By far the most radical form of abstraction is monochromy. The reduction of the artwork to a single colour eliminates all narrative – even a compositional one. This allows attention to be focused not only on the monochrome object in front of the viewers’ eyes but also on the conditions under which their experience takes place, on the peripheral stimuli and the noise around them, on their emotional state at the moment they encounter the work, and on the essence of perception itself. The topic is not monochromy, i.e. the abstraction, but rather human perception and experience, which are at once abstract and very immediate.

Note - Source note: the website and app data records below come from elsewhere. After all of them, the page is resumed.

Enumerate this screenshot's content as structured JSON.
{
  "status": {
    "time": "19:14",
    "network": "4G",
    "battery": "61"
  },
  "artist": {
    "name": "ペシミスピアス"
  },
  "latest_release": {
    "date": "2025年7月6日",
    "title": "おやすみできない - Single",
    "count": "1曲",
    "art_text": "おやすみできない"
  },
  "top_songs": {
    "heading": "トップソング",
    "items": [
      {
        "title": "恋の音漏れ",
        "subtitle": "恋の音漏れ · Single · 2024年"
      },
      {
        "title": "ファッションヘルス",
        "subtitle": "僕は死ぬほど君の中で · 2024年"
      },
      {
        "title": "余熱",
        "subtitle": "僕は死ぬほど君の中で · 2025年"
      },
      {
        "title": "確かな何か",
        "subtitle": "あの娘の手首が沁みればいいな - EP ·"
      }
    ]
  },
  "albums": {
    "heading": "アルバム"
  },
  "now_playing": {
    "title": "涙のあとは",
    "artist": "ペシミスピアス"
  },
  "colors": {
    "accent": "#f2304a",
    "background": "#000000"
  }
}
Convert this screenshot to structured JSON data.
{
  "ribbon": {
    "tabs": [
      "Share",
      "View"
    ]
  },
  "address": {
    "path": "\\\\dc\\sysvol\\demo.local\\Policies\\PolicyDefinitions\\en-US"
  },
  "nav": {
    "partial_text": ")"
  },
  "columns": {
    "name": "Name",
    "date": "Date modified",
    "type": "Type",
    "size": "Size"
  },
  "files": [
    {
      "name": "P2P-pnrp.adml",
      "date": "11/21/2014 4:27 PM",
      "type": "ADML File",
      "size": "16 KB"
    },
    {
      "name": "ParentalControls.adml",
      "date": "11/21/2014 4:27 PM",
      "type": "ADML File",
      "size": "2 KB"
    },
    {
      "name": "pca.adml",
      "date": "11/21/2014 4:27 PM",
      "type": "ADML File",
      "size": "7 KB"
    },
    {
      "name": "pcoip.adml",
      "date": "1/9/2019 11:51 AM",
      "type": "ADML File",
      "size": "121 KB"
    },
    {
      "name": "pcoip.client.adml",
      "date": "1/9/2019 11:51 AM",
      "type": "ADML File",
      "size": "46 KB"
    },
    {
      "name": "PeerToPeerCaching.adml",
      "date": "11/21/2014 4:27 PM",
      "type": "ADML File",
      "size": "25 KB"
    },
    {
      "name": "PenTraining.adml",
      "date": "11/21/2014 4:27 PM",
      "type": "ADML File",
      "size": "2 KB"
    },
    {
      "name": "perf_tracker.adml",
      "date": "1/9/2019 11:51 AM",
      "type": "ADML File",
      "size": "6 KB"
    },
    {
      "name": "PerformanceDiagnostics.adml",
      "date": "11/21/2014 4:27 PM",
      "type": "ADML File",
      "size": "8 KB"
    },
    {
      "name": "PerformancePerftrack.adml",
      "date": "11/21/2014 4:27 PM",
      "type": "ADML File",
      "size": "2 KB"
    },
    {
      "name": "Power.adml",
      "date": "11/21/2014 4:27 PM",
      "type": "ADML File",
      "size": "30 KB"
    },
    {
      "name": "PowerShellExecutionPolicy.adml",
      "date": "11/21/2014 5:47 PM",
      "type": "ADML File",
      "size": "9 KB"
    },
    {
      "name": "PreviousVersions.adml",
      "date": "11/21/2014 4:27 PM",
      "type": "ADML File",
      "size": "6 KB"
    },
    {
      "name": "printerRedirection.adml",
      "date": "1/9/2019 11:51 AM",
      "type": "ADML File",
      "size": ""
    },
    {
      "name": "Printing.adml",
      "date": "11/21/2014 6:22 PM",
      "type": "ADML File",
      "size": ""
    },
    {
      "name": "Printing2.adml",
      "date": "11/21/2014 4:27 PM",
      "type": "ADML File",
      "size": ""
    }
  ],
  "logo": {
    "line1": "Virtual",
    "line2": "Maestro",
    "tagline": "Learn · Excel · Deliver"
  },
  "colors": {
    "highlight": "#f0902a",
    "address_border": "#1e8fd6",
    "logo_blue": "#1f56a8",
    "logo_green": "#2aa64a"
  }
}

Even though monochromy is often surrounded by an aura of exclusivity – it is generally considered to be hermetic, closed, even mystical (just think of Kazimir Malevich) – for me it is more about inclusion. It can be open and hospitable if we embrace it. The “mono” in monochrome does not mean that complexity is eliminated; instead, the monochrome space brings plurality with it – it is open to multidimensionality and offers this to the viewer. A certain kind of art seems to dictate to us what we should think, which can communicate to us a feeling of inaccessibility, a sense of not fitting the bill. Or it simply ignores us. Other artworks, by contrast, speak to us as subject, calling upon us to become active and to have our own experiences. Monochromy belongs to this category. It allows us to define who we are and be the author of our own experience.
From Ólafur Elíasson, “Dein monochromes Zuhören”, in Lelia Packer and Jennifer Sliwka (eds.), Black & White: Von Dürer bis Eliasson, Museum Kunstpalast, Düsseldorf, in cooperation with the National Gallery, London, Munich, 2017, p. 209.
In the exhibition:
Almost Perfect Circle, 2016 (12 works)
Graphite on paper
62 x 47 cm
Courtesy of the artist + Neugerriemschneider, Berlin